_Assignment_
Search the data for the word "accent" and copy every line that contains it.

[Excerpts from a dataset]
^^^^^^^^

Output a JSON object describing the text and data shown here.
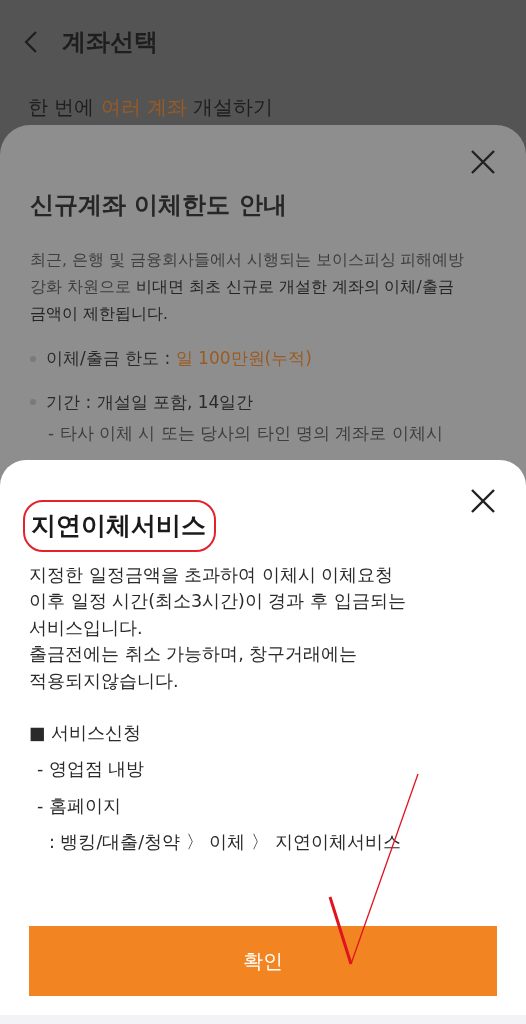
{
  "header": {
    "title": "계좌선택"
  },
  "intro": [
    {
      "text": "한 번에 ",
      "accent": false
    },
    {
      "text": "여러 계좌",
      "accent": true
    },
    {
      "text": " 개설하기",
      "accent": false
    }
  ],
  "back_sheet": {
    "title": "신규계좌 이체한도 안내",
    "paragraph": [
      {
        "text": "최근, 은행 및 금융회사들에서 시행되는 보이스피싱 피해예방 강화 차원으로 ",
        "strong": false
      },
      {
        "text": "비대면 최초 신규로 개설한 계좌의 이체/출금 금액이 제한됩니다.",
        "strong": true
      }
    ],
    "bullets": [
      {
        "label": "이체/출금 한도 : ",
        "value": "일 100만원(누적)",
        "accent": true
      },
      {
        "label": "기간 : ",
        "value": "개설일 포함, 14일간",
        "accent": false
      }
    ],
    "sub_note": "-  타사 이체 시 또는 당사의 타인 명의 계좌로 이체시"
  },
  "front_sheet": {
    "title": "지연이체서비스",
    "circled": true,
    "lines": [
      "지정한 일정금액을 초과하여 이체시 이체요청",
      "이후 일정 시간(최소3시간)이 경과 후 입금되는",
      "서비스입니다.",
      "출금전에는 취소 가능하며, 창구거래에는",
      "적용되지않습니다."
    ],
    "section": "■ 서비스신청",
    "items": [
      {
        "kind": "dash",
        "text": "- 영업점 내방"
      },
      {
        "kind": "dash",
        "text": "- 홈페이지"
      },
      {
        "kind": "path",
        "text": ": 뱅킹/대출/청약 〉 이체 〉 지연이체서비스"
      }
    ],
    "button": "확인"
  },
  "pen_mark": true
}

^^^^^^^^

_Finished task_
      "accent": false
      "accent": true
      "accent": false
        "accent": true
        "accent": false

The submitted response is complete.